  8. 8. What do Managers do?<br />No two jobs are alike!<br />Three basic categorization schemes:<br />Functions<br />Roles<br />Skills<br />
  9. 9. Management functions:<br />Four functions<br /> Planning<br /> Organizing<br /> Leading<br /> Controlling<br />Henri Fayol<br />Planning<br />Defining goals, strategy, plans<br />Organizing<br />What needs to be done, who does it, how it will be done, when<br />Leading<br />Directing and motivating all parties, resolving conflicts<br />Controlling<br />Monitoring activities to ensure goals are reached.<br />
  10. 10. Copyright © 2005 Prentice Hall, Inc. All rights reserved. <br />1–10<br />Management Functions<br />Exhibit 1.3<br />
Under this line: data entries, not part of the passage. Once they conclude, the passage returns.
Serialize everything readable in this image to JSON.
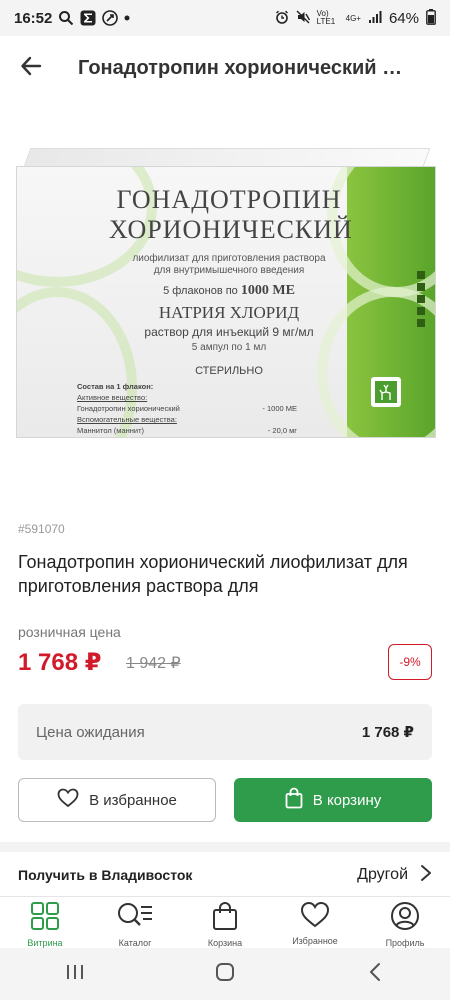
{
  "status_bar": {
    "time": "16:52",
    "network": "Vo) LTE1",
    "net_type": "4G+",
    "battery": "64%"
  },
  "header": {
    "title": "Гонадотропин хорионический лиофилизат для приготовления раствора для"
  },
  "packaging": {
    "name_line1": "ГОНАДОТРОПИН",
    "name_line2": "ХОРИОНИЧЕСКИЙ",
    "desc1": "лиофилизат для приготовления раствора",
    "desc2": "для внутримышечного введения",
    "dose_prefix": "5 флаконов по",
    "dose_value": "1000 МЕ",
    "solvent_name": "НАТРИЯ ХЛОРИД",
    "solvent_desc": "раствор для инъекций  9 мг/мл",
    "ampoules": "5 ампул по 1 мл",
    "sterile": "СТЕРИЛЬНО",
    "comp_title": "Состав на 1 флакон:",
    "comp_active": "Активное вещество:",
    "comp_active_name": "Гонадотропин хорионический",
    "comp_active_value": "- 1000 МЕ",
    "comp_aux": "Вспомогательные вещества:",
    "comp_aux_name": "Маннитол (маннит)",
    "comp_aux_value": "- 20,0 мг"
  },
  "product": {
    "sku": "#591070",
    "title": "Гонадотропин хорионический лиофилизат для приготовления раствора для",
    "price_label": "розничная цена",
    "price_current": "1 768 ₽",
    "price_old": "1 942 ₽",
    "discount": "-9%"
  },
  "wait_price": {
    "label": "Цена ожидания",
    "value": "1 768 ₽"
  },
  "actions": {
    "favorite_label": "В избранное",
    "cart_label": "В корзину"
  },
  "delivery": {
    "label": "Получить в Владивосток",
    "other_label": "Другой"
  },
  "bottom_nav": {
    "items": [
      {
        "label": "Витрина",
        "icon": "grid-icon"
      },
      {
        "label": "Каталог",
        "icon": "catalog-search-icon"
      },
      {
        "label": "Корзина",
        "icon": "bag-icon"
      },
      {
        "label": "Избранное",
        "icon": "heart-icon"
      },
      {
        "label": "Профиль",
        "icon": "profile-icon"
      }
    ]
  },
  "colors": {
    "accent_green": "#2e9c4a",
    "price_red": "#d11a2a"
  }
}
  11. 11. Management Roles<br />Interpersonal Roles<br />Figurehead, leader, Liaison<br />Involve people<br />Informational Roles<br />Monitor, disseminator, spokesperson<br />Involves information – receiving, collecting and disseminating<br />Decisional Roles<br />Entrepreneur, disturbance handler, allocator, negotiator<br />Involves making choices<br />Henry Mintzberg<br />
  12. 12. Management Skills<br />Managers jobs are varied and complex<br />Managers require skills to perform the duties and activities required of them<br />Technical Skills<br />Human Skills<br />Conceptual Skills<br />Robert L. Katz<br />
  13. 13. 1–13<br />Exhibit 1.6a<br />Conceptual Skills<br />Using information to solve business problems<br />Identifying opportunities for innovation<br />Recognizing problem areas and implementing solutions<br />Selecting critical information from masses of data<br />Understanding of business uses of technology<br />Understanding of organization’s business model<br />
  14. 14. Interpersonal (Human) Skills<br />Coaching and mentoring skills<br />Diversity skills: working with diverse people and cultures<br />Networking within the organization<br />Networking outside the organization<br />Working in teams; cooperation and commitment<br />
  15. 15. Copyright © 2005 Prentice Hall, Inc. All rights reserved. <br />1–15<br />Skills Needed at Different Management Levels<br />Exhibit 1.5<br />
  16. 16. Communication Skills<br />Ability to transform ideas into words and actions<br />Credibility among colleagues, peers, and subordinates<br />Listening and asking questions<br />Presentation skills; spoken format<br />Presentation skills; written and/or graphic formats<br />
  17. 17. Effectiveness Skills<br />The ability to fulfill corporate mission, departmental objectives<br />Customer focus<br />Multitasking: working at multiple tasks in parallel<br />Negotiating skills<br />Project management<br />Review operations and implementing improvements<br />Set and maintain performance standards<br />Set priorities for attention and activity<br />Time management<br />
  18. 18. Copyright © 2005 Prentice Hall, Inc. All rights reserved. <br />1–18<br />Management Skills and Management Function Matrix<br />Exhibit 1.7<br />
  19. 19. Copyright © 2005 Prentice Hall, Inc. All rights reserved. <br />1–19<br />Why Study Management?<br />The Value of Studying Management<br />The universality of management<br />Good management is needed in all organizations.<br />The reality of work<br />Employees either manage or are managed.<br />Rewards and challenges of being a manager<br />Management offers challenging, exciting and creative opportunities for meaningful and fulfilling work.<br />Successful managers receive significant monetary rewards for their efforts.<br />